The California Taxpayers Association recently released Understanding Proposition 26, a guide to the new tax structure in California. I was interested to see what this organization had to say about Prop. 26 since they were one of the sponsors of the ballot initiative.
As most of you know, in November 2010, California voters approved Prop. 26, which reclassified many local fees as taxes, subjecting them to a two-thirds vote requirement. Throughout the campaign and after the initiative was adopted, many tobacco control advocates were wondering how this would impact their local tobacco control work, specifically related to tobacco retailer license fees.
The analysis from the Technical Assistance Legal Center was that tobacco retailer licensing fees fit into the third exception in the language of Prop. 26 and that cities and counties would still be able to adopt them with a majority vote of the elected body (see the Center’s Policy Wonk document for the full explanation).
This new guide from the California Taxpayers Association seems to confirm that without specifically mentioning tobacco retailer license fees. On page 7, the guide explains the third exception and provides examples of fees that fit this exception including “permits for regulated businesses (such as taxicabs, massage businesses, card rooms, etc.).” A tobacco retailer license fee should fit into the category of permits for regulated businesses and is consistent with the examples given.
The guide also poses a three question test on page 5, with a “no” answer on any of the three questions meaning that the charge is a tax.

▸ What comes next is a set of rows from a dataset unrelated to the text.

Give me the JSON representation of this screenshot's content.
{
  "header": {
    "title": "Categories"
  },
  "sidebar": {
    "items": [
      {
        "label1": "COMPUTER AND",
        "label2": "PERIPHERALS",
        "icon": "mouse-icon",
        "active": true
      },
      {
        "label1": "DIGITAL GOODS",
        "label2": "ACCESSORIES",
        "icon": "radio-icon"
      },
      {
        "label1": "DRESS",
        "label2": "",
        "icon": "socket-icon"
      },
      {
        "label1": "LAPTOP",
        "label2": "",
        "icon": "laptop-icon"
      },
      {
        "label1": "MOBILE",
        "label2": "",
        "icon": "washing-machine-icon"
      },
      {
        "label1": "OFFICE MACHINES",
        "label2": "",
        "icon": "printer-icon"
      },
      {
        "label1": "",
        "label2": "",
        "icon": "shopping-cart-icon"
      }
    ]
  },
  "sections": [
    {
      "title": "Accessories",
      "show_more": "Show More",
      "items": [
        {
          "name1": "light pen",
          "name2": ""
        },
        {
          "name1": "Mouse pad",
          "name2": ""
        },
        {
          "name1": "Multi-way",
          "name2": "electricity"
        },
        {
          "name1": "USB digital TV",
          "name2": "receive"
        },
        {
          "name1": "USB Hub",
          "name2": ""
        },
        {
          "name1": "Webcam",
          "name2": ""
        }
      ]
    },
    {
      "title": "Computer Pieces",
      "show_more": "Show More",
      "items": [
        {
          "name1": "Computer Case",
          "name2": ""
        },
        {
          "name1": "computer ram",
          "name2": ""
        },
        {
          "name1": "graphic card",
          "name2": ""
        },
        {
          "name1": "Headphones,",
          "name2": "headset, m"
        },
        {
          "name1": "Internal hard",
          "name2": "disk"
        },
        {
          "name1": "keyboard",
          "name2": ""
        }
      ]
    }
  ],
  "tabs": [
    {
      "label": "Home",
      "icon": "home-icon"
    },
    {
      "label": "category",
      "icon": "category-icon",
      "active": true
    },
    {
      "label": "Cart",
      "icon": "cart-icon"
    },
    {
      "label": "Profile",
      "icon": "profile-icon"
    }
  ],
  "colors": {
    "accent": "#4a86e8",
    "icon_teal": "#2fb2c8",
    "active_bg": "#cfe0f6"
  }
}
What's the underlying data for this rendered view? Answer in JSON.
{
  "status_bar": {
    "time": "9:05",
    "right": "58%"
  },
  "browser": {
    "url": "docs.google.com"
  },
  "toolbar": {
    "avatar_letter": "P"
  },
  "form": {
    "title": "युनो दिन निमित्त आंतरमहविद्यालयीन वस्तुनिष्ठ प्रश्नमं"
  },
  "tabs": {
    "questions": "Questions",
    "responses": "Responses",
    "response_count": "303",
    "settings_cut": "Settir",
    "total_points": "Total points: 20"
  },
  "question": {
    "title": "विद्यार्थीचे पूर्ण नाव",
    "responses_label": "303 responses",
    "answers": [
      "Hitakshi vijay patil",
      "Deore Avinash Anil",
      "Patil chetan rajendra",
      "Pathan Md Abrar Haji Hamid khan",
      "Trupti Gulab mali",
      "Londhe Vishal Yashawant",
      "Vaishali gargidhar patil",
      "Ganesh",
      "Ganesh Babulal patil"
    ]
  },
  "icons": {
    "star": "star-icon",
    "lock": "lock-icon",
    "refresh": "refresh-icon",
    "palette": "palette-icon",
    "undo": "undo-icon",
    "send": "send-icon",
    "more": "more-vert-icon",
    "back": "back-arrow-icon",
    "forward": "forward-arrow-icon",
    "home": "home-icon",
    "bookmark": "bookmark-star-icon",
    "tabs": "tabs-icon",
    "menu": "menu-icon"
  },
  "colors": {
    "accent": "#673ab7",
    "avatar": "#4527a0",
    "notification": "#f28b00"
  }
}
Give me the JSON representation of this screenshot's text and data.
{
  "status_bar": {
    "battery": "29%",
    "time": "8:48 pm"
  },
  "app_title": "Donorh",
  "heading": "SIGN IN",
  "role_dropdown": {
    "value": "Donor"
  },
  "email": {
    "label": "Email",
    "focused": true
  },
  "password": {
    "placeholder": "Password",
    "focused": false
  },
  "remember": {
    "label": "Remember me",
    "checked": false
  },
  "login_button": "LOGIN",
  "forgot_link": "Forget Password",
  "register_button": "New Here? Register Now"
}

For a tobacco retailer license fee, there are three “yes” answers: (1) Yes, a license fee is one of the exceptions; (2) Yes, the charge benefits the retailers who are paying for the privilege to sell tobacco products; and (3) Yes, the charge is reasonable, fee revenues are only used for enforcement and administration of the license.
And as further evidence, several cities and counties have adopted tobacco retailer licensing fees since the passage of Prop. 26, including Santa Barbara County, Union City and Santa Cruz County.
Is anybody at the local level running into questions about Prop. 26 when working on tobacco retailer licensing ordinances?